Inclusion and acceptance for all Americans? Well, it would seem not all. In short, they said we're kicking him out to show how inclusive we are. But at least they were clear. Huzzahs for clarity. They liked the part of his Christianity that was against human trafficking but not so much the part about homosexuality. Clarity.
What I don't like is that Rev. Giglio is saying he withdrew from the Inaugural. This surely is not something he wanted to do. I wish that instead of being accommodating, he should've made them kick him out. Look, when I was in college I was kicked out of plenty of places. And on those occasions, I made it clear I wasn't withdrawing for the evening. I didn't go quietly. There was yelling and feet pulling and hands holding onto door frames. In short, it was clear to all what the consequences were for violating certain rules of behavior. And many patrons better understood the rules of behavior because I, willing to be a cautionary tale for the benefit of my classmates, was being dragged out by bouncers.
But at least things were clear. I wish Rev. Giglio made it clear he was forced out. That would certainly clarify the conversation, wouldn't it? I'd like to have a discussion about what "inclusion" actually means in today's society.

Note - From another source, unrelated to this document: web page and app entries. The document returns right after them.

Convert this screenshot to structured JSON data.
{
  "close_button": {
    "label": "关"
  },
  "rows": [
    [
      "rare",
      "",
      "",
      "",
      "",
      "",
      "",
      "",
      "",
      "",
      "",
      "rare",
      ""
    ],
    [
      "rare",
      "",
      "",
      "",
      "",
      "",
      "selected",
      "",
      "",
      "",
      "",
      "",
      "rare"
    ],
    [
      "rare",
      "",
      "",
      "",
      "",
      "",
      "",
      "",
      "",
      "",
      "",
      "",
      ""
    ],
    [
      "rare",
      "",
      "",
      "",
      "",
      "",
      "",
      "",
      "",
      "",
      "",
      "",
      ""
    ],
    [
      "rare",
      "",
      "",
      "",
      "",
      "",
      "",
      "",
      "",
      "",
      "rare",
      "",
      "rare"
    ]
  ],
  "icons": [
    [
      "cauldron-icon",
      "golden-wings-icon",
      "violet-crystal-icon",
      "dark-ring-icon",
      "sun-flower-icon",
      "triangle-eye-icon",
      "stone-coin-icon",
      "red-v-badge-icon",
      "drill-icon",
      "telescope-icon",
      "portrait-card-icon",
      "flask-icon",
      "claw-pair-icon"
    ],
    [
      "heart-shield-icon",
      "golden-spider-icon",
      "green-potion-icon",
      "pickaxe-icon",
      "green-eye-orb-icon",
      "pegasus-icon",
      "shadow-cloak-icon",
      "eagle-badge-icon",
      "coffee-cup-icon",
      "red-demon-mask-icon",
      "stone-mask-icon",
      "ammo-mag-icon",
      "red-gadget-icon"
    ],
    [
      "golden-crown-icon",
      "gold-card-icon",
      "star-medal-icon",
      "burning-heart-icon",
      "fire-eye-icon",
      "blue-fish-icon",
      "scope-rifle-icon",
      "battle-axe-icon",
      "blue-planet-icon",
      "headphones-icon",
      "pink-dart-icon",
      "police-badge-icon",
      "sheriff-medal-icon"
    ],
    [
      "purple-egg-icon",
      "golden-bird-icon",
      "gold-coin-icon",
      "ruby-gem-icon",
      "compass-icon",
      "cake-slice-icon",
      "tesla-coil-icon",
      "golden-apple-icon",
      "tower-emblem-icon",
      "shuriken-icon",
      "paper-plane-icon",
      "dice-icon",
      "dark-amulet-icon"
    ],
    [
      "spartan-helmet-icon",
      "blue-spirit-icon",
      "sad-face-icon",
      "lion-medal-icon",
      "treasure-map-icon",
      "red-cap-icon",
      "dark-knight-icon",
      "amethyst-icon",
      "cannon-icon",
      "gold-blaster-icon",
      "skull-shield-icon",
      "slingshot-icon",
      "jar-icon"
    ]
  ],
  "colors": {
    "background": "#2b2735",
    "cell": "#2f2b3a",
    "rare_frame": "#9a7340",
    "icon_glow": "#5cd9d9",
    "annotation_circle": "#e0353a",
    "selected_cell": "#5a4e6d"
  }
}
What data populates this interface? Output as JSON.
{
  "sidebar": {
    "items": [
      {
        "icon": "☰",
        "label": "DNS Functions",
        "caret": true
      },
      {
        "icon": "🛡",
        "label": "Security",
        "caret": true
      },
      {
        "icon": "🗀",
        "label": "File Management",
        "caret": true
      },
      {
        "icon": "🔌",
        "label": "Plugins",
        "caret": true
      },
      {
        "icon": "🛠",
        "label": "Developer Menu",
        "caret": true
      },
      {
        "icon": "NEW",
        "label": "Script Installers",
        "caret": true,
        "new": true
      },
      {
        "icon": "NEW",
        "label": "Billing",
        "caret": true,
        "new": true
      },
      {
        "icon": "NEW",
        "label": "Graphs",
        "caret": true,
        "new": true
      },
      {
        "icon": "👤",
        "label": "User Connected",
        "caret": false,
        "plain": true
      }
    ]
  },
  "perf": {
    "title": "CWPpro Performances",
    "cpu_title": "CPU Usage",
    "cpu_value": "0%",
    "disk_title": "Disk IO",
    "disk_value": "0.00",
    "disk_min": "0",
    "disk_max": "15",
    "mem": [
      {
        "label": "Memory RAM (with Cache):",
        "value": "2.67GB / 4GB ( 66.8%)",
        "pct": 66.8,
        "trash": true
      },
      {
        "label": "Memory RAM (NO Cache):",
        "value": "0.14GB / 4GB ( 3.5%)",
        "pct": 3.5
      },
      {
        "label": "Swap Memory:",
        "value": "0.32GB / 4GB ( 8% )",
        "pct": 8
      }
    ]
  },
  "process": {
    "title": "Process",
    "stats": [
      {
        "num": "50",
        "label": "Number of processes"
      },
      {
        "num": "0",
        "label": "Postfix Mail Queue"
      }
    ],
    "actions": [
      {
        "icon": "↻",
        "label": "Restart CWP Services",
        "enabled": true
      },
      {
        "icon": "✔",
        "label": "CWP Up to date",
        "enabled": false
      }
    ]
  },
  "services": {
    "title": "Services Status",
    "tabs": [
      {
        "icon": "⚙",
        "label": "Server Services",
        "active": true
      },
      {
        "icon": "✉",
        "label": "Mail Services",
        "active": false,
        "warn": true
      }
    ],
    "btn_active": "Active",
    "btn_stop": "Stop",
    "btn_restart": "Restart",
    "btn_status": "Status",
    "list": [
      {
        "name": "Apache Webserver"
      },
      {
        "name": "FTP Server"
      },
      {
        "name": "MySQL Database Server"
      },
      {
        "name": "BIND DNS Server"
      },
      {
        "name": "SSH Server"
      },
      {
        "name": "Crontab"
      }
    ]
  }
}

I'd like to be able to discuss "sin."
While Christians have been silent and accommodating for years, it seems that in thiscountry where everything is allowed, one of the only remaining sins is acting as a Christian in public. We now live in an odd time where imaginary rights take precedence over delineated rights such as the right to an abortion takes precedence over the right to life and more recently the right to contracept took precedence over the right to religious freedom.
Virginia Attorney General Ken Cuccinelli recently said about resistance to the HHS mandate that we need to be willing to go to jail to defend our religious liberty. He said, “And what I mean by that is people need to see this play out all the way to its logical conclusion. And, this guy is making them do it. God bless him.”
I think the time has come to put our hands on the doorframe. Let's yell a bit. Let's be real clear about what's happening. Let's not say we're withdrawing from public life to spend time in barred solitary confinement for a while. Let's offer some clarity.